Part of the reason I found this novel compelling in that Austenian way is how Kowal manages to create such organic relationships between characters. When it comes to romance, it’s not telegraphed who Jane will end up with or even who is and is not an eligible suitor—Jane’s two options crop up organically during the novel. Part of the fun of reading Shades of Milk and Honey is watching how Jane’s relationships with both men develop naturally, and, of course, hoping that Jane picks… well, telling you what team I was on will spoil you, especially since I was on the winning team—but it’s a well-earned, loving, and equal relationship well worth rooting for. Now that’s how I like my romance! But Jane’s relationship with her sister, Melody, is just as organic, as is her mentorship of Beth, a contemporary of her sister’s. (Her mother, a Mrs. Bennet 2.0, doesn’t fair as well.) Jane envies her sister her beauty, although her rationality and clearheadedness keeps her from ever using glamour to change her physical appearance, and Melody envies Jane her intellectual talents. While it’s tempting to compare Jane and Melody to Elinor and Marianne from Sense and Sensibility, their sisterly relationship feels more equal to me.
In his review for Shades of Milk and Honey, Aidan Moher questioned why magic didn’t seem to be used for more practical things than glamour, which covers all sorts of sensory illusions. Having read his review, I kept my eye out for just this thing, and I came to a different conclusion. Glamour—and, indeed, magic—appears to be largely a feminine art, as Kowal often describes it in terms similar to needlework; for instance, it’s composed of folds pulled from the ether and, in one scene, Jane picks out the stitches her sister has done wrong. In fact, it’s explicitly described as one of the feminine arts in the novel, as well as useless on the battlefield. This isn’t to say that it’s a solely female art; Mr. Ellsworth knows some rudimentary warming spells, the two cold-mongers (working-class glamourists) we encounter are male, and a one Mr. Vincent is the best glamourist we encounter in the novel. But while a young lady is expected to know glamour, it’s not a steady source of income, like most artistic endeavors at the time; Mr. Vincent lives an itinerant lifestyle unsuited to family life, as he himself says. I’m interested to know if this is a magical gender gap—women are just more likely to be proficient at magic than men—or a socialized one—men simply aren’t encouraged or are even discouraged to pick it up, and, perhaps, this is the source of magic not being used for more publicly practical purposes. I hope Kowal is inclined to return to her version of Regency England soon; I’d love to read more.

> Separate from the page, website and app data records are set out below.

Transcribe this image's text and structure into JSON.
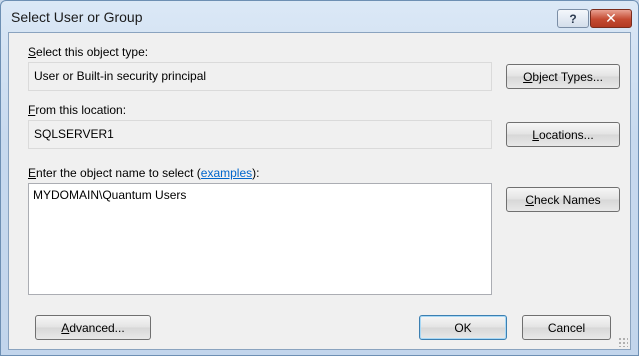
{
  "window": {
    "title": "Select User or Group",
    "help_label": "?",
    "close_label": "✕"
  },
  "object_type": {
    "label_accel": "S",
    "label_rest": "elect this object type:",
    "value": "User or Built-in security principal",
    "button_accel": "O",
    "button_rest": "bject Types..."
  },
  "location": {
    "label_accel": "F",
    "label_rest": "rom this location:",
    "value": "SQLSERVER1",
    "button_accel": "L",
    "button_rest": "ocations..."
  },
  "object_name": {
    "label_accel": "E",
    "label_pre": "nter the object name to select (",
    "link_text": "examples",
    "label_post": "):",
    "value": "MYDOMAIN\\Quantum Users",
    "check_accel": "C",
    "check_rest": "heck Names"
  },
  "footer": {
    "advanced_accel": "A",
    "advanced_rest": "dvanced...",
    "ok_label": "OK",
    "cancel_label": "Cancel"
  }
}
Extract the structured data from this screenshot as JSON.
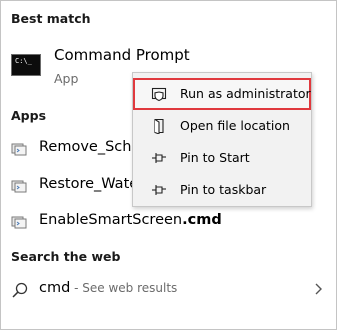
{
  "best_match": {
    "heading": "Best match",
    "app_name": "Command Prompt",
    "app_type": "App",
    "icon": "command-prompt-icon",
    "icon_glyph": "C:\\_"
  },
  "apps": {
    "heading": "Apps",
    "items": [
      {
        "name": "Remove_Sched",
        "bold_ext": "",
        "icon": "script-file-icon"
      },
      {
        "name": "Restore_Waterr",
        "bold_ext": "",
        "icon": "script-file-icon"
      },
      {
        "name": "EnableSmartScreen",
        "bold_ext": ".cmd",
        "icon": "script-file-icon"
      }
    ]
  },
  "web": {
    "heading": "Search the web",
    "query": "cmd",
    "hint": " - See web results",
    "icon": "search-icon",
    "chevron": "chevron-right-icon"
  },
  "context_menu": {
    "items": [
      {
        "label": "Run as administrator",
        "icon": "shield-icon",
        "highlighted": true
      },
      {
        "label": "Open file location",
        "icon": "open-folder-icon",
        "highlighted": false
      },
      {
        "label": "Pin to Start",
        "icon": "pin-icon",
        "highlighted": false
      },
      {
        "label": "Pin to taskbar",
        "icon": "pin-icon",
        "highlighted": false
      }
    ],
    "highlight_color": "#e0393e"
  }
}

Bottom line: Shades of Milk and Honey, the novel advertised as “Jane Austen with magic”, has something deeper and more Gothic to it that elevates it above its concept–as well as the winningly organic romance between the heroine and her suitor and Kowal’s refreshing blend of Austenian style and modernity. Know any Austen fans who need to be introduced to speculative fiction? This might be just the right book for the job.
I rented this book from the public library.